Lexical Analysis (Scanner)Lexical Analysis === Finding the Word Boundaries The first phase of a compiler is called lexical analysis (lexical scanner).lexical analysis attempts to isolate the words in an input string. A word, also known as alexeme,a lexical item, a lexical tokenis a string of input characters which is taken as aunit and passed on to the next phase of compilation.
Lexical Analysis (Scanner)Examples of words:(1) key words - while, void, if, for, ...(2) identifiers - declared by the programmer(3) operators - +, -, , /, =, ==, ...(4) numeric constants - numbers such as 124, 12.35, 0.09E-23, etc.(5) character constants - single characters or strings of characters enclosed in quotes.(6) special characters - characters used as delimiters such as . ( ) , ; :(7) comments - ignored by subsequent phases. These must be identified by the scanner, but are not included in the output.
Lexical Analysis (Scanner)The output of the lexical phase is a stream of tokens.
In addition, this phase builds tables which are used by subsequent phases of the compiler.
One such table, called the symbol table, stores all identifiers used in the source program, including relevant information and attributes of the identifiers.
Syntax Analysis PhaseThe syntax analysis phase is often called the parser.
The parser will check for proper syntax, issue appropriate error messages, and determine the underlying structure of the source program.
The output of this phase may be a stream of atoms or a collection of syntax trees.
An atom is an atomic operation, or one that is generally available with one (or just a few) machine language instruction(s) on most target machines.
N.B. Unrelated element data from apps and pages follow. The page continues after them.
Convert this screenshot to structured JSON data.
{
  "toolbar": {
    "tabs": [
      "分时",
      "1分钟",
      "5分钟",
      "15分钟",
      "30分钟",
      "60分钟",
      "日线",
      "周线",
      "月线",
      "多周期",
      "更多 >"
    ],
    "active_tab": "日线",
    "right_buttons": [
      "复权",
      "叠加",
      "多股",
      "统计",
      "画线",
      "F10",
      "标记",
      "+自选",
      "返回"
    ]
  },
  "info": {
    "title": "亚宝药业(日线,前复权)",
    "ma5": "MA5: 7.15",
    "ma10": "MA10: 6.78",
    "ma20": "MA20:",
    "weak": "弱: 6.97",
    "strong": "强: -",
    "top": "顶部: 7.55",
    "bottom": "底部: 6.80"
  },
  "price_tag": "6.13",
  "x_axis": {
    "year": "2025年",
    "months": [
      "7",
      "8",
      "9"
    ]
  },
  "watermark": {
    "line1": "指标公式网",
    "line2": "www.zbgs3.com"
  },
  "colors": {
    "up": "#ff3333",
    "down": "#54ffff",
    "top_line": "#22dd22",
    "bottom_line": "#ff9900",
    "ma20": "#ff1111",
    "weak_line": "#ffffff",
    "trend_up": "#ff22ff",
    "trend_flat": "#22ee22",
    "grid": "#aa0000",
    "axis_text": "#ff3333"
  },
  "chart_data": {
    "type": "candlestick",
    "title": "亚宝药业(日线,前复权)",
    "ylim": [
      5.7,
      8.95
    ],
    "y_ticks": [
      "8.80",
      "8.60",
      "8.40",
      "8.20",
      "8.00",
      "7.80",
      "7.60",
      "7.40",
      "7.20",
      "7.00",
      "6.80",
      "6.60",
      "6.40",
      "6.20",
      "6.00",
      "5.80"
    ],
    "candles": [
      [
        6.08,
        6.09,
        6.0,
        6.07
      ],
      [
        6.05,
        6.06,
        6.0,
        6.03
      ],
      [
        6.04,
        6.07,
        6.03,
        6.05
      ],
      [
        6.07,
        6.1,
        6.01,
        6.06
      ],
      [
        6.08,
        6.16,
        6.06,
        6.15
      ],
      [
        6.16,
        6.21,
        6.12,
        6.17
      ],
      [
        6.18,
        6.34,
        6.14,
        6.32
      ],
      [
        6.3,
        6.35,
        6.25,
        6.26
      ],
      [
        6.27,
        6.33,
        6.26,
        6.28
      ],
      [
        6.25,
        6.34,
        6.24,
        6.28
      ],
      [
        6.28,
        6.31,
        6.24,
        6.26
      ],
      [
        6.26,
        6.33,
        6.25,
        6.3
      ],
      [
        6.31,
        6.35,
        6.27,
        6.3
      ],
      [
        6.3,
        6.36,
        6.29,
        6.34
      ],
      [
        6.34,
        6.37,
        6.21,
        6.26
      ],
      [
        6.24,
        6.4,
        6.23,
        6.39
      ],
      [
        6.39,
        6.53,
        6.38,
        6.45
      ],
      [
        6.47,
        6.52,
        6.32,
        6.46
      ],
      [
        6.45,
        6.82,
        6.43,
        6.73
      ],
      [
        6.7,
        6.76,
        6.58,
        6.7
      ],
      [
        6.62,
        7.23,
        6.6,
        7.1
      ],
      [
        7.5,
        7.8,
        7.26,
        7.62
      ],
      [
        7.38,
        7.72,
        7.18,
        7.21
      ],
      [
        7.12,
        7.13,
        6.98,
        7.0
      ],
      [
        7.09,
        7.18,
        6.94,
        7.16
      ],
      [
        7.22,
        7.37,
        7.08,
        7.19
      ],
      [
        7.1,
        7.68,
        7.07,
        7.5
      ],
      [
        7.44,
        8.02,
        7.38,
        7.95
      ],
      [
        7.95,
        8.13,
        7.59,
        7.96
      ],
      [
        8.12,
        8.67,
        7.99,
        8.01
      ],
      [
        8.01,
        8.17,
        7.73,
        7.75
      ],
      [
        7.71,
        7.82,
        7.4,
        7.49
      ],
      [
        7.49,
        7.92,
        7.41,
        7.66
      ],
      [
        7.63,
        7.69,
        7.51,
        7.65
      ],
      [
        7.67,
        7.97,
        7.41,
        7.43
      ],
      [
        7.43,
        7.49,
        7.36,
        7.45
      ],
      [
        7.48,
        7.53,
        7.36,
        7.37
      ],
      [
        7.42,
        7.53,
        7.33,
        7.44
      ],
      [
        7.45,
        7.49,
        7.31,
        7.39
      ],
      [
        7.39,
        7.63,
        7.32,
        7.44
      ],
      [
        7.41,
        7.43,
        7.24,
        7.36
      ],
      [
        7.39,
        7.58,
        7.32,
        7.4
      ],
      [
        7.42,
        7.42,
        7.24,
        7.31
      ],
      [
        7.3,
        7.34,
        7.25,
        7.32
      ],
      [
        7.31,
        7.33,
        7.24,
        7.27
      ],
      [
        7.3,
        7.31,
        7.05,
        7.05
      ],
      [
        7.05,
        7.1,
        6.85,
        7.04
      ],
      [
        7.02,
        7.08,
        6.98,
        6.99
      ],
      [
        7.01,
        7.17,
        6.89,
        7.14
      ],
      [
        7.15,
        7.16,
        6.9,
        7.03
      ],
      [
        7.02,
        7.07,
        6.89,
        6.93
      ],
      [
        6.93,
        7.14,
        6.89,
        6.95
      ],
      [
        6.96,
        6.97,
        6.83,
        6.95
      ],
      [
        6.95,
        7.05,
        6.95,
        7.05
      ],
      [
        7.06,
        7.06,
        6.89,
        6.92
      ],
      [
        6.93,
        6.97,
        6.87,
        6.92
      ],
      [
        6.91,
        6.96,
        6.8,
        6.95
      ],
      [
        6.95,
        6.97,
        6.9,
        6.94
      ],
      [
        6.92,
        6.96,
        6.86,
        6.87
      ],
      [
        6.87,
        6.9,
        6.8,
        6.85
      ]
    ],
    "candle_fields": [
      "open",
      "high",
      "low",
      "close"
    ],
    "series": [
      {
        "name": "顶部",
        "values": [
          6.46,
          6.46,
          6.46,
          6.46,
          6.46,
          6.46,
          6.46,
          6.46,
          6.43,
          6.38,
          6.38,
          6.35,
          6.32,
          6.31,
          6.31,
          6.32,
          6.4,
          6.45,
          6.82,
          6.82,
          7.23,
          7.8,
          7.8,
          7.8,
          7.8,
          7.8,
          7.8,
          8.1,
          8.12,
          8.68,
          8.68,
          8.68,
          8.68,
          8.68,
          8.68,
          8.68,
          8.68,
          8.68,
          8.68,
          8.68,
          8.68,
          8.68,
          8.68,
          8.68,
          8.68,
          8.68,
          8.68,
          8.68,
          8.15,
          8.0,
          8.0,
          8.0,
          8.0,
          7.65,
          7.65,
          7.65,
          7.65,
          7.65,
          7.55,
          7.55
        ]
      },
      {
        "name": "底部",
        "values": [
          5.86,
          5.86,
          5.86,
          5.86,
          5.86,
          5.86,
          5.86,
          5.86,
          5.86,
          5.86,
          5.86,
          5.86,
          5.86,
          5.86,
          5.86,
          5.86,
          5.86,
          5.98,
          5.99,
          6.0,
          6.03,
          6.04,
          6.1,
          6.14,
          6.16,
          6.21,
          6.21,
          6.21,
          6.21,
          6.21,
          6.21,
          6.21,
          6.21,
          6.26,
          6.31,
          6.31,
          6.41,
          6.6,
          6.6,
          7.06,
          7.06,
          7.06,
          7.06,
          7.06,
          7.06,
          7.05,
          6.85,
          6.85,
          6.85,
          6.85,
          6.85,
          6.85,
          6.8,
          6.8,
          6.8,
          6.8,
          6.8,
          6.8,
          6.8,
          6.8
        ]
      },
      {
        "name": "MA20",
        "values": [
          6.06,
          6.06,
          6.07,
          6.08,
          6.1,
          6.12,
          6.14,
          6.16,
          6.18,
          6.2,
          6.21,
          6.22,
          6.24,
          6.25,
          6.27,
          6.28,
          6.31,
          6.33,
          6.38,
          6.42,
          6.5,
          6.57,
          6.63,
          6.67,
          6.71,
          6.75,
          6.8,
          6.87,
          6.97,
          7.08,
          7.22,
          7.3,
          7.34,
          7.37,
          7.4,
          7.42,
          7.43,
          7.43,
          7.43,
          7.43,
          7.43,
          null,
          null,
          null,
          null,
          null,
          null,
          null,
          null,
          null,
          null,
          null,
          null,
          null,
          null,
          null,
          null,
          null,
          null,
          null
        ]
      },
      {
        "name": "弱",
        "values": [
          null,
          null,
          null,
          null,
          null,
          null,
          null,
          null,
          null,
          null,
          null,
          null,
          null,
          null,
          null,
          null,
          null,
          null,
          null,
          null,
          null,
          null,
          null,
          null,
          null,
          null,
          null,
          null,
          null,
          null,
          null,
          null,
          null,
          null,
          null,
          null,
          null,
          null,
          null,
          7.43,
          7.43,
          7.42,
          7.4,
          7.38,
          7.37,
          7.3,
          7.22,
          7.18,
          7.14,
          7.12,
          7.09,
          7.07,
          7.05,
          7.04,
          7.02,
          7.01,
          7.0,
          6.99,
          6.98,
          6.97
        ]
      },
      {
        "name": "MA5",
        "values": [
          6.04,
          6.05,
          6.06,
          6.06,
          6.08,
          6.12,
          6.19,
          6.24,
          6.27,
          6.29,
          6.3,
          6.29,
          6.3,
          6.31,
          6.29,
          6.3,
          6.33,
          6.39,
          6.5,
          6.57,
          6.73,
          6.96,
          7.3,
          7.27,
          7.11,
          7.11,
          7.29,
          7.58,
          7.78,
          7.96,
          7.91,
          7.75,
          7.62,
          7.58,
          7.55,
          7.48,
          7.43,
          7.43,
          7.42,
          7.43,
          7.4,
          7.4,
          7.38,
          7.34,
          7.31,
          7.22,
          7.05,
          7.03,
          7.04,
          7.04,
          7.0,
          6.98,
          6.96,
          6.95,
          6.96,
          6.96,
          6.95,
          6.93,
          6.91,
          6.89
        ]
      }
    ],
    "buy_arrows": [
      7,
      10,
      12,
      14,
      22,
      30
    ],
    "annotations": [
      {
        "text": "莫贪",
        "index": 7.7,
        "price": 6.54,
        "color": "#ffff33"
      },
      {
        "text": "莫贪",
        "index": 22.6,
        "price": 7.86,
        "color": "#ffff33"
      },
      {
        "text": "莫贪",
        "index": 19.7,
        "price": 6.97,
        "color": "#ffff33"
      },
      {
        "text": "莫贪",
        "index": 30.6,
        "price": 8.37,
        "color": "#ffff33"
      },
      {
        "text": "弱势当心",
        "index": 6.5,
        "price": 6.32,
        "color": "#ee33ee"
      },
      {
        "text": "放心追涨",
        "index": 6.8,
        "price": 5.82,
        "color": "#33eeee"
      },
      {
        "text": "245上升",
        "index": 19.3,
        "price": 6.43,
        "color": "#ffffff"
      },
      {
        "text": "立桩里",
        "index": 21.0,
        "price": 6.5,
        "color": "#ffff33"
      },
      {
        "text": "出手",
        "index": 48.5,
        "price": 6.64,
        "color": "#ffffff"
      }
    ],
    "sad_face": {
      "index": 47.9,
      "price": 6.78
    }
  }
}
Syntax Analysis PhaseFor example,MULT, ADD, and MOVE
could represent atomic operations for multiplication, addition, and moving data in memory.
Syntax Analysis PhaseExample: Show the token classes, or words, put out by the lexical analysis phase corresponding to this C++ source input:
sum = sum + unit * /accumulate sum */ 1.2e-12 ;Solution:identifier (sum)assignment (=)identifier (sum)operator (+)identifier (unit)operator (*)numeric constant (1.2e-12)
Syntax Analysis PhaseThe meaning of the following atom would be to add A and B, and store the result into C:(ADD, A, B, C)Atom consists of three or four parts: an operation, one or two operands, and a result.Eample: Show atoms corresponding to the following C/C++ statement: A = B + C* D ;Solution:(MULT, C, D, TEMP1)(ADD, B, TEMP1, TEMP2)(MOVE, TEMP2, A)
- Syntax Analysis PhaseTo implement transfer of control, we could use label atoms,A label atom with the name L1 would be (LBL,L1).Jump atom for an unconditional branch, and a test atom fora conditional branch: The atom (JMP, L1)Example:Show atoms corresponding to the C/C++ statement:while (A
Syntax Analysis PhaseSome parsers put out syntax trees as an intermediate data structure, rather than atom strings.
A syntax tree indicates the structure of the source statement, and object code can be generated directly from the syntax tree.
In syntax trees, each interior node represents an operation or control structure and each leaf node represents an operand.
Syntax Analysis PhaseA syntax tree for the expressionA = B + C Dis
- Syntax Analysis PhaseExample:Show a syntax tree for the Java statementif (A+3
Syntax Analysis PhaseMany compilers also include a phase for semantic analysis.In this phase the data types are checked, and type conversions are performed when necessary. The compiler may also be able to detect some semantic errors, such as division by zero, or the use of a null pointer.
The global optimization phase is optional.
Its purpose is simply to make the object program more efficient in space and/or time.
It involves examining the sequence of atoms put out by the parser to find redundant or unnecessary instructions or inefficient code.
Since it is invoked before the code generator, this phase is often called machine independent optimization.Global Optimization
Global OptimizationExample:stmt1goto label1stmt2stmt3label2: stmt4
Example:for (i=1; i
In the code generation phase, atoms or syntax trees are translated to machine language (binary) instructions, or to assembly language, in which ca